Posts tagged under Beef. Show all posts.
Scanning the meat section of my local grocery store for inspiration, I settled on what was on sale—ground beef. My kids love spaghetti and meatballs, so what better meal for dinner tonight. After some deliberation, I took that idea one step further and decided to make meatball subs—they like those too! I picked up three packages of ground meat—beef, pork, and chicken, a can of tomato sauce, and a few whole wheat sub buns. The meatball recipe I use is pretty simple and my kids love it. If I were making meatballs for adult guests I would add a little heat. Making meatballs is not only a good cooking lesson, but also a great after school activity. Much like playdough, my two love to get their hands in there and mess around.
½ lb ground beef
½ lb ground pork
½ lb ground chicken/turkey
½ cup bread crumbs (homemade if you have them)
¼ cup parmesan cheese
3 Tbsp fresh parsley, chopped
¼ cup water
Salt and pepper to taste
¼ cup cooking oil (Grapeseed oil is great for cooking at high heat)
6 sub/sausage buns, warmed
1 cup tomato sauce, heated
½ cup grated cheese
What are you having for dinner tonight?
One of my family’s favourite types of cuisine is Mexican—tacos, nachos, burritos, enchiladas…who’s kidding who? Anything smothered in melted cheese gets a thumbs-up in our house. We try to mix up the menu as much as possible, but one dish I keep getting requests for is what I call Beef Taco Casserole. It’s simple, delicious and nutritious—packed with vegetables, protein, calcium and fibre.
For busy weeknights, this dish can be made ahead of time (up to the step of spooning into the casserole dish), covered and refrigerated. When you are ready to cook it, top with sour cream, cheese and chips and then cook, covered, for 20 minutes, uncover and continue cooking for another 20 minutes.
Mix up your weekly meal plan by adding this wonderful Mexican-inspired dish to your repertoire.
Beef Taco Casserole
Prep and Cook
What’s for dinner at your house?
I hope you’ve had a chance to review (and try) some of the delicious recipes in this month’s EatSavvy.
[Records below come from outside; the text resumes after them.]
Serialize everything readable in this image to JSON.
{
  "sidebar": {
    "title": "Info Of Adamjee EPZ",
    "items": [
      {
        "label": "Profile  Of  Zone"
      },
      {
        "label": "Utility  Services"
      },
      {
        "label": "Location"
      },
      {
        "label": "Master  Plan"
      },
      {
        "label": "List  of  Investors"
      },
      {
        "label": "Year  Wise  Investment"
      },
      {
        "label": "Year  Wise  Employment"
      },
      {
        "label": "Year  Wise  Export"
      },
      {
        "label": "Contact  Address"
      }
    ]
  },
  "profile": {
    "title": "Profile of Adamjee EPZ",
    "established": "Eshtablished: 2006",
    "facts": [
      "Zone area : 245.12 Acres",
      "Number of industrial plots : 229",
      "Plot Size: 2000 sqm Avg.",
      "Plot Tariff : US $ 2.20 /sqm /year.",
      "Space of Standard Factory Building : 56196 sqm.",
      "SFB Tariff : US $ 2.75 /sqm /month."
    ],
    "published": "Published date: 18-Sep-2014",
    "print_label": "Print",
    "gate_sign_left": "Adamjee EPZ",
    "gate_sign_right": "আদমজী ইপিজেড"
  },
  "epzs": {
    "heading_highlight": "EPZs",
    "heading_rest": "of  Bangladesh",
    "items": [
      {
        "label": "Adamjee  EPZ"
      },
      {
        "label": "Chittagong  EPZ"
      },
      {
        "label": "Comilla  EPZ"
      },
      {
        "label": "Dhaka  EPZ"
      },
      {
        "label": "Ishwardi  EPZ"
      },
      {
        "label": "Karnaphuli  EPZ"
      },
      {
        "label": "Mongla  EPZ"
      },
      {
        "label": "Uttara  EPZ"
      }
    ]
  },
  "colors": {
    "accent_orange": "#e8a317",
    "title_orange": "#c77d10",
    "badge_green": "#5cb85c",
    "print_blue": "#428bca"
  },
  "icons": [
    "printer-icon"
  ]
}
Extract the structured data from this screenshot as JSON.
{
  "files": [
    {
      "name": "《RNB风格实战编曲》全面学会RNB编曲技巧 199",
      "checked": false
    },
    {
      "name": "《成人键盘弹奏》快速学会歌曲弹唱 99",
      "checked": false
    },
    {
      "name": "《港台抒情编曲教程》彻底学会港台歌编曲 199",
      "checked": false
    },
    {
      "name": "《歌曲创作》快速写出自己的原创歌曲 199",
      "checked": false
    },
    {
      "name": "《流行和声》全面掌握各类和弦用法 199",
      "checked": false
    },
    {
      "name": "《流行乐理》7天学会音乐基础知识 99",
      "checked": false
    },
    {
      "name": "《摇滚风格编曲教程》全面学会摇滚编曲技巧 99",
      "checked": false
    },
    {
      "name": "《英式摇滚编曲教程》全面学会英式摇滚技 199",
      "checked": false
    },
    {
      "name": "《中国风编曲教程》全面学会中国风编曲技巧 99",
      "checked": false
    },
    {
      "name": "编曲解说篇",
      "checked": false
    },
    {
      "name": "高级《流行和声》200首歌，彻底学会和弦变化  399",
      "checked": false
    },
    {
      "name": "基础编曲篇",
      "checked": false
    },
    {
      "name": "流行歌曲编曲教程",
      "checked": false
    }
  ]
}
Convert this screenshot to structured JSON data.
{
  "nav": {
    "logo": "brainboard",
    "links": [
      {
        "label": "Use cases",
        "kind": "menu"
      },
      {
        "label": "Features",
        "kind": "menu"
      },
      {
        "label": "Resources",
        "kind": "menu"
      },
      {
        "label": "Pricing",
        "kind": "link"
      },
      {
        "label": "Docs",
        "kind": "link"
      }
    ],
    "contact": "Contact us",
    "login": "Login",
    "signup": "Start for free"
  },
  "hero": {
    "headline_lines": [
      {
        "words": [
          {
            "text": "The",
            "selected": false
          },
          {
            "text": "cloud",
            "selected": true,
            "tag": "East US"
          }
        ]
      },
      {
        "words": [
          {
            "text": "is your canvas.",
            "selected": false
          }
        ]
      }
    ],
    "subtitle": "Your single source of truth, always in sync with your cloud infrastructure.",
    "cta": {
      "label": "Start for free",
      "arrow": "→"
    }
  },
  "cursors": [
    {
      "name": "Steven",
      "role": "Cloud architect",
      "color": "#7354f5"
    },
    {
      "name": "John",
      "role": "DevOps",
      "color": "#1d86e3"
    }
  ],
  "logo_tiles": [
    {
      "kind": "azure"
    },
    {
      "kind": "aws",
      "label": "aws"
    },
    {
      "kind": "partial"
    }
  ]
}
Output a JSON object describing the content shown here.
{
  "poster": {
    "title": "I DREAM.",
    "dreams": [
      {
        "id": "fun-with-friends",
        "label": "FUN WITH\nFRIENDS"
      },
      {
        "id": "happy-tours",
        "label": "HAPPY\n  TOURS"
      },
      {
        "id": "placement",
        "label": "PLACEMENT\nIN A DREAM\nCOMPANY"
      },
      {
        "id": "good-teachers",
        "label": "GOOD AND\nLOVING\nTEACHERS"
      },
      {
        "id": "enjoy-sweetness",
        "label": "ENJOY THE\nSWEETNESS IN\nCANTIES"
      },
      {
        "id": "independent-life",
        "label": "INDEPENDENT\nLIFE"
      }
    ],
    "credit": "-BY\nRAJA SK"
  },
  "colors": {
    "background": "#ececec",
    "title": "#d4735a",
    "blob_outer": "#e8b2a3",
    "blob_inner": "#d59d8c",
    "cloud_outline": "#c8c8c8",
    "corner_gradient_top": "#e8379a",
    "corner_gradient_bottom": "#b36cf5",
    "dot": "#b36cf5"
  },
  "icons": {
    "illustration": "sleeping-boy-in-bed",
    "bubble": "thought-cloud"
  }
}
The featured ingredient this month—beef—is one of my family’s favourite foods, so they enjoyed testing all the recipes.
Beef is a great ingredient when you’re looking for ways to ensure that protein makes its way onto your dinner table and into your kids’ mouths, and this month’s recipes are easy and delicious!
I particularly like the Short-Cut Beef Lasagna. Skipping the layering steps saves me time, making it possible for us to enjoy the flavours of lasagna on a weeknight. My kids went crazy for the Beef Pies with Cauli-mash Topping. The hearty beef and tomato sauce filling is delicious and they love eating out of individual dishes.
Bring the barbeque out from hibernation and throw on a couple of strip loins for juicy Steak Fajitas. And, if you are looking for a new recipe for Easy Entertaining, but don’t want to spend the day in the kitchen, give Beef Wellington a try. Don’t let the puff pastry intimidate you—it’s easy as 1-2-3.
We hope you’ll give these recipes a try and let us know what you think.
Photo courtesy of Holly Sisson Photography.
Now that grilling season is officially upon us, it’s important to know how to cook our meats properly. Did you know that almost all barbecued meat is overcooked? It’s true, since people are more and more cautious about under-cooking their proteins these days.
To aid with cooking meat to the proper temperature, I like to recommend a meat thermometre for anyone who isn’t a trained chef. I keep one at the ready, and when in doubt use it to keep my meat from getting overcooked when it’s on the grill.
Good to Know: Remember that meat will continue to cook when you remove it from the grill; so pull it off a few degrees before your desired temperature.
Here are some tips to start:
When we grill meat we always cook at least double what we need. Leftovers can be fashioned into no-cook salads and sandwiches on the days that it’s too hot to turn on the stove or the barbeque.
Leftover ribs and chicken wings are always popular lunch options in my house.
How do you know when your meat is done? Do you use a thermometre, the touch technique or just hope for the best?